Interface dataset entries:
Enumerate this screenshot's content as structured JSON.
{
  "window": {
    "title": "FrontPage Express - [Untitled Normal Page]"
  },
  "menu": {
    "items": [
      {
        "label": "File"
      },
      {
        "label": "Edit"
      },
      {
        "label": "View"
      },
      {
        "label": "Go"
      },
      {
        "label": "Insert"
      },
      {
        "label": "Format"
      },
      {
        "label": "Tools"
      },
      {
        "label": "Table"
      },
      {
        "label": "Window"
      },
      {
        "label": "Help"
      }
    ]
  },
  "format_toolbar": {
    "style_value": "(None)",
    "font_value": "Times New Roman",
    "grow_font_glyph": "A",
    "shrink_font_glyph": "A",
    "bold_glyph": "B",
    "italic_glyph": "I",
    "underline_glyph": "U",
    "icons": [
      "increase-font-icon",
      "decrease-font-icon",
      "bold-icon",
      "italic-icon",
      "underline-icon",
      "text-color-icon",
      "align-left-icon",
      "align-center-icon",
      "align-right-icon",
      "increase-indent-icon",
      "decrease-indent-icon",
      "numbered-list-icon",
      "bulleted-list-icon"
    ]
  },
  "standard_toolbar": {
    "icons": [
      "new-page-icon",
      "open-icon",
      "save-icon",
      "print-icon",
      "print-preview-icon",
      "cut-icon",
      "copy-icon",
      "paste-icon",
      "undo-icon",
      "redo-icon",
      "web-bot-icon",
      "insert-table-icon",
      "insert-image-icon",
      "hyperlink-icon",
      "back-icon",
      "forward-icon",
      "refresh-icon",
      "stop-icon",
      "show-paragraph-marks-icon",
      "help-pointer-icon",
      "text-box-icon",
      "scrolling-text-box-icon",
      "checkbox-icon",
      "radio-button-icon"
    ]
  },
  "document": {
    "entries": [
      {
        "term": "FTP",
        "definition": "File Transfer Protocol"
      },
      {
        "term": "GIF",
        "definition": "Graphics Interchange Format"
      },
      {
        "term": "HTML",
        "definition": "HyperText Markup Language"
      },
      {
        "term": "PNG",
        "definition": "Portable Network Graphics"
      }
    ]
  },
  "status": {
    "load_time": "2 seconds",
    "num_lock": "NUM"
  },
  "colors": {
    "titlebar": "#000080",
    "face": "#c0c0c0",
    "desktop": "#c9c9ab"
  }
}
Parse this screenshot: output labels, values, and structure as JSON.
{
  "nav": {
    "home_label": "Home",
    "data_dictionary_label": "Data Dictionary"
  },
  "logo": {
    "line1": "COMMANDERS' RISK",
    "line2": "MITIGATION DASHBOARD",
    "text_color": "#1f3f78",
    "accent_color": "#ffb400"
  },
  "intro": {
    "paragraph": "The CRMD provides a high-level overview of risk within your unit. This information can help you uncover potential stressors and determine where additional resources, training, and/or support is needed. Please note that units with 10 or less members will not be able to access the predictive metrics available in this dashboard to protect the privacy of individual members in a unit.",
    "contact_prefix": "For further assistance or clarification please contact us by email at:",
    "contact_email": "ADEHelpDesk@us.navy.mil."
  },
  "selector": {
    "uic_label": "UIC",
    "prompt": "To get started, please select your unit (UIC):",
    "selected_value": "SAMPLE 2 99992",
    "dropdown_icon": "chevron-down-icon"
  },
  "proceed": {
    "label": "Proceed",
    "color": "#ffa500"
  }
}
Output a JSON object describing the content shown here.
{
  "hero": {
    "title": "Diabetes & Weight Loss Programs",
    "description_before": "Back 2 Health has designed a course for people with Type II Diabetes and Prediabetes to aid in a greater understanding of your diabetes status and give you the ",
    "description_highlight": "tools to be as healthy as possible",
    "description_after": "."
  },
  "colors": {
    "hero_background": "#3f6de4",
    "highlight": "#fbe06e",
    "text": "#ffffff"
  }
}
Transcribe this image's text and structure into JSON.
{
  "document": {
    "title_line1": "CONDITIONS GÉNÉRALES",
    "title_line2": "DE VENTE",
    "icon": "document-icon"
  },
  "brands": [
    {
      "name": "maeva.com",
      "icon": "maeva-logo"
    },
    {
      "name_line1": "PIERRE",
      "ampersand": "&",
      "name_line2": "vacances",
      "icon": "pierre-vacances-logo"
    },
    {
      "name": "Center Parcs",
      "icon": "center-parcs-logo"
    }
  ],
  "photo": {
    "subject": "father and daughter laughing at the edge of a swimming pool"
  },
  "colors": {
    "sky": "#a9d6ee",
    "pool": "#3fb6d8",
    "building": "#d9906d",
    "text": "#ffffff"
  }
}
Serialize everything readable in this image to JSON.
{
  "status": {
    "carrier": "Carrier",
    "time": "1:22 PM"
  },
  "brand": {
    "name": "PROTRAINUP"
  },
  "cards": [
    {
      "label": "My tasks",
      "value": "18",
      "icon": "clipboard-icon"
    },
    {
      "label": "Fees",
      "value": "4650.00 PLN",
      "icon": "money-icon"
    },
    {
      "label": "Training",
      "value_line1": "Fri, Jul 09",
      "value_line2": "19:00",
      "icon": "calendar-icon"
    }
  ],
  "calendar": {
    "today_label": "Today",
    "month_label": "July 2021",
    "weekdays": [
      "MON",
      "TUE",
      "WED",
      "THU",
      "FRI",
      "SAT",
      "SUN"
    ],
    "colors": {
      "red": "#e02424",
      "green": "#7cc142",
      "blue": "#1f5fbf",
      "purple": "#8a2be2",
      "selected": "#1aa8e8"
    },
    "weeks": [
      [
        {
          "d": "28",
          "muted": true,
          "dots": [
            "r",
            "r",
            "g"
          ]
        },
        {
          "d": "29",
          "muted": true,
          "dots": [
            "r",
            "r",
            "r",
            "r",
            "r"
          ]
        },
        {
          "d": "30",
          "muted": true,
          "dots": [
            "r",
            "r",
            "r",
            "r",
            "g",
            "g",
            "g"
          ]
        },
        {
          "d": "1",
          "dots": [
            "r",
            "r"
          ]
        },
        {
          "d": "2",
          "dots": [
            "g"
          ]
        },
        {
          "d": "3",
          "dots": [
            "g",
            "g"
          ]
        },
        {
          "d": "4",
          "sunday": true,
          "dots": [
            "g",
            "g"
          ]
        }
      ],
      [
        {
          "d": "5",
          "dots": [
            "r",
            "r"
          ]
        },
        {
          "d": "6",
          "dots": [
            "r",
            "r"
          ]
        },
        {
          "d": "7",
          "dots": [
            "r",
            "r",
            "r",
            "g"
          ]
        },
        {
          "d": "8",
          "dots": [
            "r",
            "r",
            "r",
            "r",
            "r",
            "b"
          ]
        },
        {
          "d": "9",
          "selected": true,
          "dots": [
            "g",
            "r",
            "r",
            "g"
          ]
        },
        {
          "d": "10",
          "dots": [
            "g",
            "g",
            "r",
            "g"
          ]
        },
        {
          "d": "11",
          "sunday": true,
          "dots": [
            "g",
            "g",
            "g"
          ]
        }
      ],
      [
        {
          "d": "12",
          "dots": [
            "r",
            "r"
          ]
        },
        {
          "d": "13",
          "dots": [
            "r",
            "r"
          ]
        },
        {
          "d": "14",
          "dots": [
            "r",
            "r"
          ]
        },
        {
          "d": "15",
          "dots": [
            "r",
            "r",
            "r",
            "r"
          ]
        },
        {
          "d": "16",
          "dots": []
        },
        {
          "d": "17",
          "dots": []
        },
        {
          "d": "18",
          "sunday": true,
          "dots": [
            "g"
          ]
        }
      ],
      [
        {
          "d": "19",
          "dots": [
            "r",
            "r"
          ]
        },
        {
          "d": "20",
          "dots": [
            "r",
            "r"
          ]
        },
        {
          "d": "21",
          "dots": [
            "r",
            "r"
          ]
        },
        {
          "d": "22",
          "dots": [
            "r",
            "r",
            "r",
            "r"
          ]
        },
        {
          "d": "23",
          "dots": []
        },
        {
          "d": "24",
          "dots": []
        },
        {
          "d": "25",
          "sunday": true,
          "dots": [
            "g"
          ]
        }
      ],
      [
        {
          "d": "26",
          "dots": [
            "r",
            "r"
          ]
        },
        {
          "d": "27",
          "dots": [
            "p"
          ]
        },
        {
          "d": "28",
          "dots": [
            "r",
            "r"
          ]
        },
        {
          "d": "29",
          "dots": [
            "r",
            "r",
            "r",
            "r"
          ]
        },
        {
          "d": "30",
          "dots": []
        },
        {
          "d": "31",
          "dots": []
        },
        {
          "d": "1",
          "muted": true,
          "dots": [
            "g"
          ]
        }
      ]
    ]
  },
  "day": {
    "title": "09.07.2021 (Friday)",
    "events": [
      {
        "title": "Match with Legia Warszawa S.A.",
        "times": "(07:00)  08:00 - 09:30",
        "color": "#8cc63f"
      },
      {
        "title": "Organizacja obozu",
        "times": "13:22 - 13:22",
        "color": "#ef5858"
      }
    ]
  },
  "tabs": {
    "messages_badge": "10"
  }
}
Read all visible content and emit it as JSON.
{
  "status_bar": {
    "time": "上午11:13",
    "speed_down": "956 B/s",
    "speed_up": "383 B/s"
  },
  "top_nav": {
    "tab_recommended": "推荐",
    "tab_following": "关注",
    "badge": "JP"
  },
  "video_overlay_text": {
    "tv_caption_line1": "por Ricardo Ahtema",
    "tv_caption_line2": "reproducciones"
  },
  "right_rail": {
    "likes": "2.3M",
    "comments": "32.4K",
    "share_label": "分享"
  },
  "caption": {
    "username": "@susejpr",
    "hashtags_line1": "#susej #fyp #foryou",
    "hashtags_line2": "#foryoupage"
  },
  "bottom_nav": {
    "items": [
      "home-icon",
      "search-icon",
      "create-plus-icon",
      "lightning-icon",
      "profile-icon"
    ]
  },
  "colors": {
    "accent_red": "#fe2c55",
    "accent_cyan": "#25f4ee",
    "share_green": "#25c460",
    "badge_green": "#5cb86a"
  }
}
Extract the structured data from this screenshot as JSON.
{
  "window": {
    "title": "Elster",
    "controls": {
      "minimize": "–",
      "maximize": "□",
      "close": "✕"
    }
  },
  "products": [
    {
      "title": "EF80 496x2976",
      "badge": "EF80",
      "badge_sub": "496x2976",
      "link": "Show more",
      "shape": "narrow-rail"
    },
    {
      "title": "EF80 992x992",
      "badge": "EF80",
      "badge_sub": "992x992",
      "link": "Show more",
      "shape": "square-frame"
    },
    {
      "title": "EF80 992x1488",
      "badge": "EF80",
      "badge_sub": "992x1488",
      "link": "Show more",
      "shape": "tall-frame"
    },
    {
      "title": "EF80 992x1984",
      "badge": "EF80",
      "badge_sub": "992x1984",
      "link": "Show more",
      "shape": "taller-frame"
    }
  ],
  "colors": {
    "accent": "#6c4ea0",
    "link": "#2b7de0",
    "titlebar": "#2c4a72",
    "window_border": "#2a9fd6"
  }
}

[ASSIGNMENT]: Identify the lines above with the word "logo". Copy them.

[REPLY TO THE TASK]:
  "logo": {
      "icon": "maeva-logo"
      "icon": "pierre-vacances-logo"
      "icon": "center-parcs-logo"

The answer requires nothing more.